Each record, in full, must be restated word for word.
Supplied information Block Start
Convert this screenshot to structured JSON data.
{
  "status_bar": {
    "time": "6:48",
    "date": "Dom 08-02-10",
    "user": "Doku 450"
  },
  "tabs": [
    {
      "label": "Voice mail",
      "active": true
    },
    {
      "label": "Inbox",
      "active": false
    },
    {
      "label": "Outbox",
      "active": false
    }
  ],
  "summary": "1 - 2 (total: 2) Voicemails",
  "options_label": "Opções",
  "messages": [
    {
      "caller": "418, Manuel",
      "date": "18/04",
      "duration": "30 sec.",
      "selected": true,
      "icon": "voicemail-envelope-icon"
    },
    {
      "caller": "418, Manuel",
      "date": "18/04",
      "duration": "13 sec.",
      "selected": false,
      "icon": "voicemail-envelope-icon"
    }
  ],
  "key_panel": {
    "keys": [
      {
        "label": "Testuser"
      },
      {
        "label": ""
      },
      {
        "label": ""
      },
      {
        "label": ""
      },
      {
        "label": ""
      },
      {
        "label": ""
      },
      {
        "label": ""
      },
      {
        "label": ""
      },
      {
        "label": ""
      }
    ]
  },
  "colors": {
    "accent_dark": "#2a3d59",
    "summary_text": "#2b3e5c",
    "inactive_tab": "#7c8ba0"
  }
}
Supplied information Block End
## Reply to the task
Convert this screenshot to structured JSON data.
{
  "status_bar": {
    "time": "6:48",
    "date": "Dom 08-02-10",
    "user": "Doku 450"
  },
  "tabs": [
    {
      "label": "Voice mail",
      "active": true
    },
    {
      "label": "Inbox",
      "active": false
    },
    {
      "label": "Outbox",
      "active": false
    }
  ],
  "summary": "1 - 2 (total: 2) Voicemails",
  "options_label": "Opções",
  "messages": [
    {
      "caller": "418, Manuel",
      "date": "18/04",
      "duration": "30 sec.",
      "selected": true,
      "icon": "voicemail-envelope-icon"
    },
    {
      "caller": "418, Manuel",
      "date": "18/04",
      "duration": "13 sec.",
      "selected": false,
      "icon": "voicemail-envelope-icon"
    }
  ],
  "key_panel": {
    "keys": [
      {
        "label": "Testuser"
      },
      {
        "label": ""
      },
      {
        "label": ""
      },
      {
        "label": ""
      },
      {
        "label": ""
      },
      {
        "label": ""
      },
      {
        "label": ""
      },
      {
        "label": ""
      },
      {
        "label": ""
      }
    ]
  },
  "colors": {
    "accent_dark": "#2a3d59",
    "summary_text": "#2b3e5c",
    "inactive_tab": "#7c8ba0"
  }
}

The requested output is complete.